These poor selections were difficult to overcome, though not impossible. We spoke with some facilitators who shared that community representatives selected new coordinators after seeing that their initial selections were not putting in the time and effort that they expected. However, if community representatives don’t have a strong enough foundation to push back against coordinators who are not doing their job, it is unlikely that they will push through with their social actions.
The Village Leadership
A final important set of participants in these meetings is a group that was not supposed to be in the meetings at all – village government officials. The relationship between citizens and government officials can be a challenging one, with some government representatives acting as important allies and champions for better service delivery and others indifferent or even actively seeking to preserve a status quo that benefits them in some way even if it hurts their constituents.
To address this issue, we and our partners decided to not include village government officials in the meetings between community representatives, to give the citizens the choice of whether to engage the government – and how. That is how the intervention was designed.
In reality, that is not what happened in many villages.
In half of the meetings we observed, a village head or village secretary was in attendance; further, it was clear that this person had been involved in previous meetings as well.
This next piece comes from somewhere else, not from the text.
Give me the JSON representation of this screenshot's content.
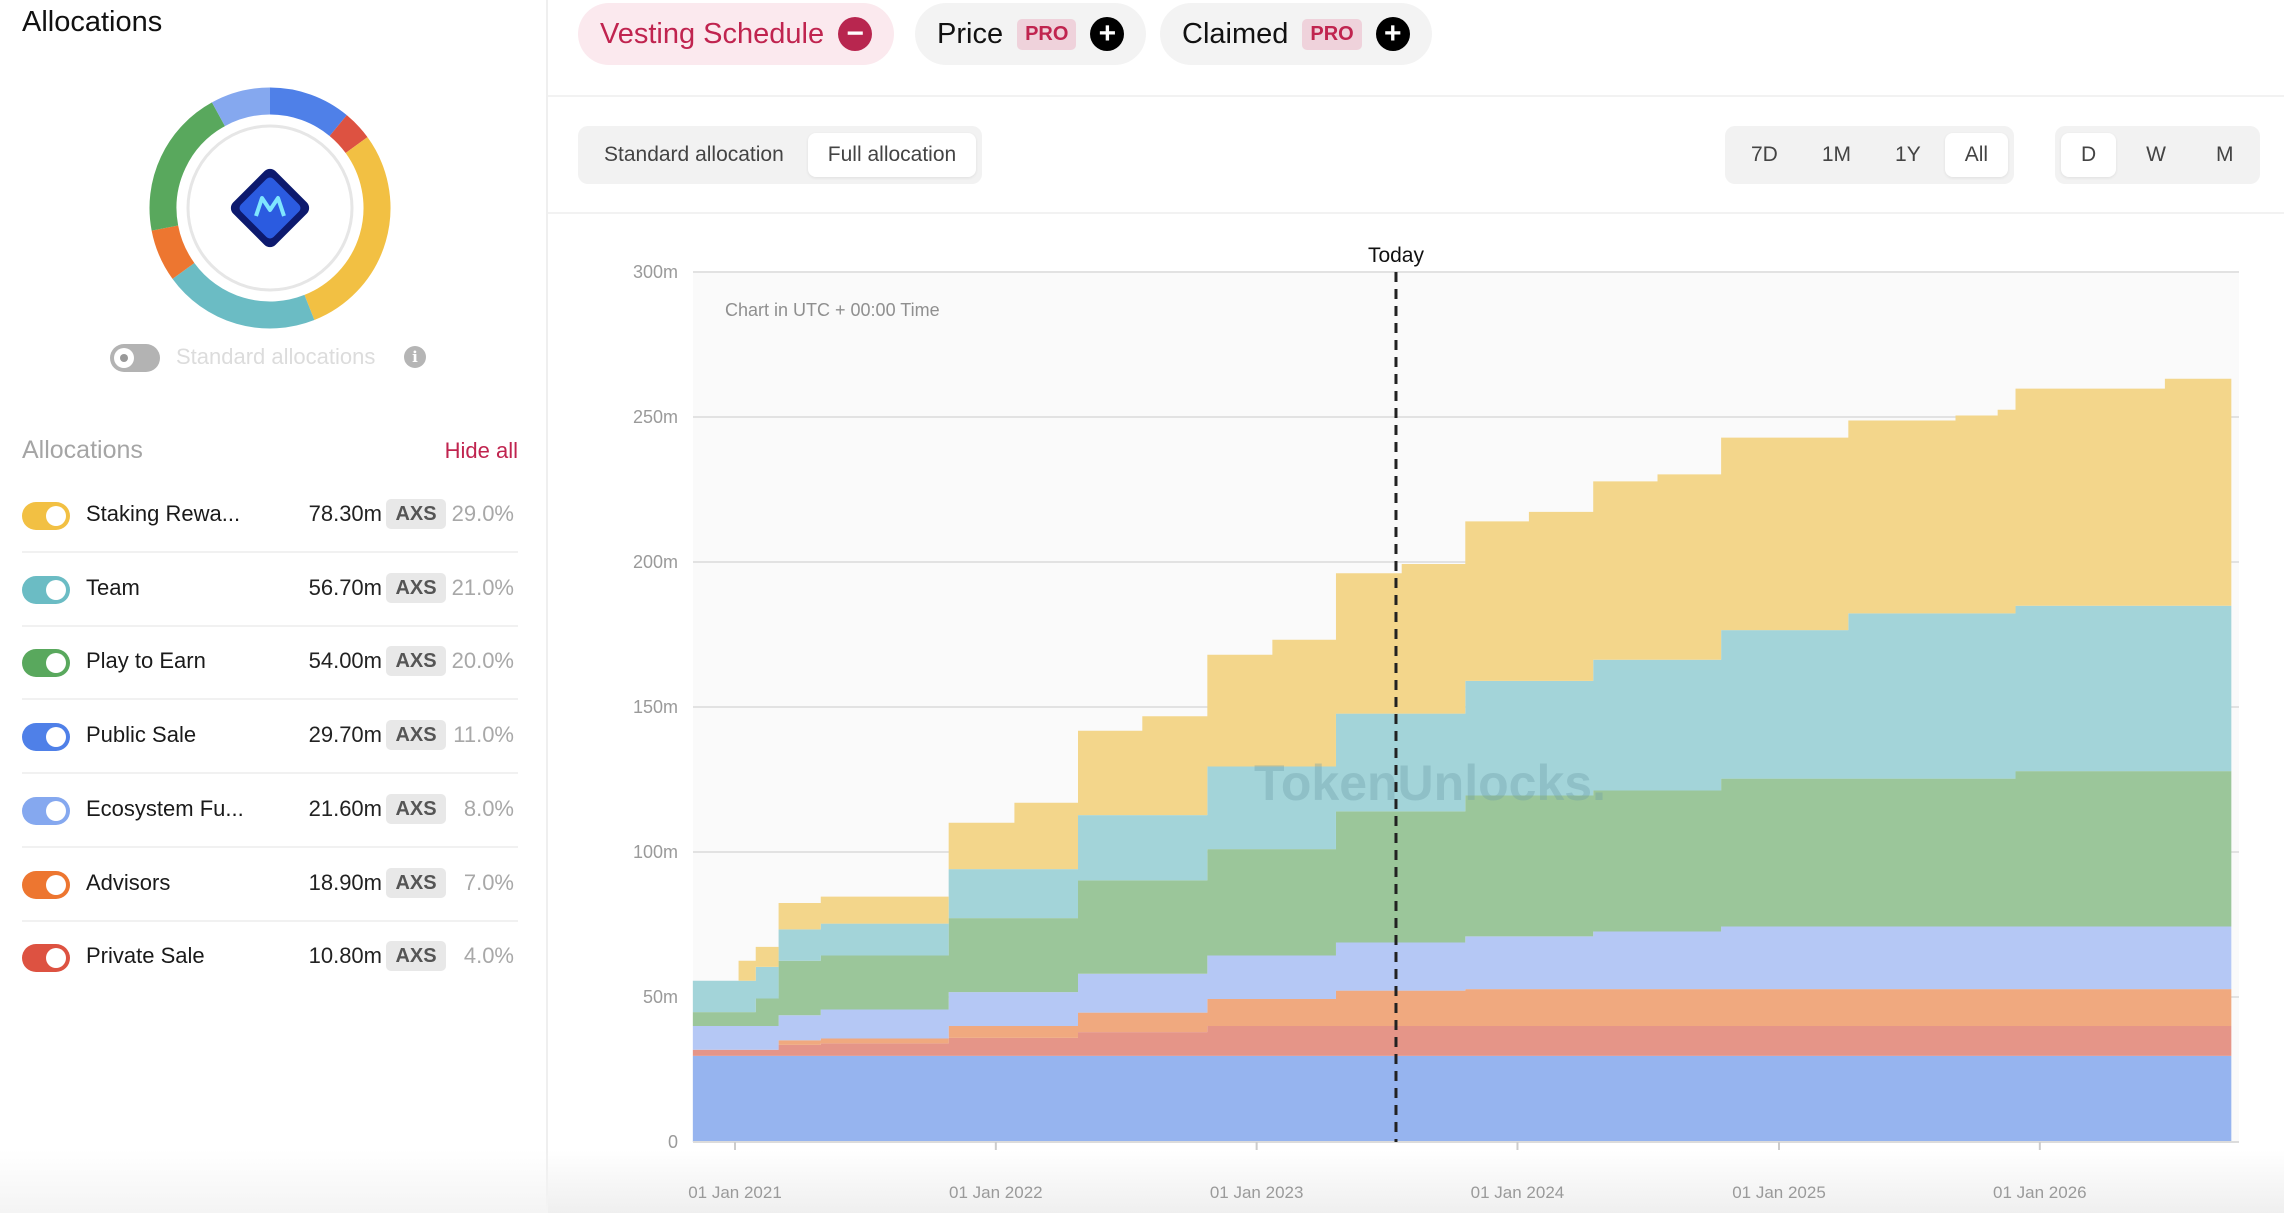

CSO facilitators tried to discourage this, but sometimes this was outside of their control.
In one case, the village government office was the only viable place to hold a meeting in the village – and so the village secretary had to be present as the meeting was in the main office. In another case, the community representatives themselves requested that the village head attend the last meeting so that they could highlight what they had achieved. In other cases still, the village head just showed up unannounced.
In some meetings, a positive dynamic played out, with the village secretary jumping in and offering to provide funding in the budget for health facility infrastructure that the community representatives pointed out as something that was needed.
In other cases, the village head would cut conversation, expressing that any concerns that the community representatives raised were not actually problems and effectively cutting off any meaningful discussion.
And whether well-intentioned or not, village government officials in the meetings did result in some consistent and concerning changes in how the meetings played out. The facilitator had to speak up more to provide space for the voices of community representatives. Community representatives spoke less.
Additionally, there was no safe space to discuss problems with the village government – or even strategic approaches to get the support of local officials. The meetings with government officials present did not focus on what the communities could do to improve maternal and newborn health – they instead focused on whoever the official in the room was.
So what does this mean for CSOs, donors, and practitioners designing or leading social accountability on their own? First, spend some time designing what role you want the facilitator to play – and really impress upon your facilitators what that role is.
Second, it seems that social action and continued community engagement will work best if you transfer ownership of the intervention to a community member(s) who can encourage and catalyze actions effectively.
Finally, think about how you want your intervention to engage with those local officials who have the best interests of the community at heart – and how to mitigate any push back from those who might not.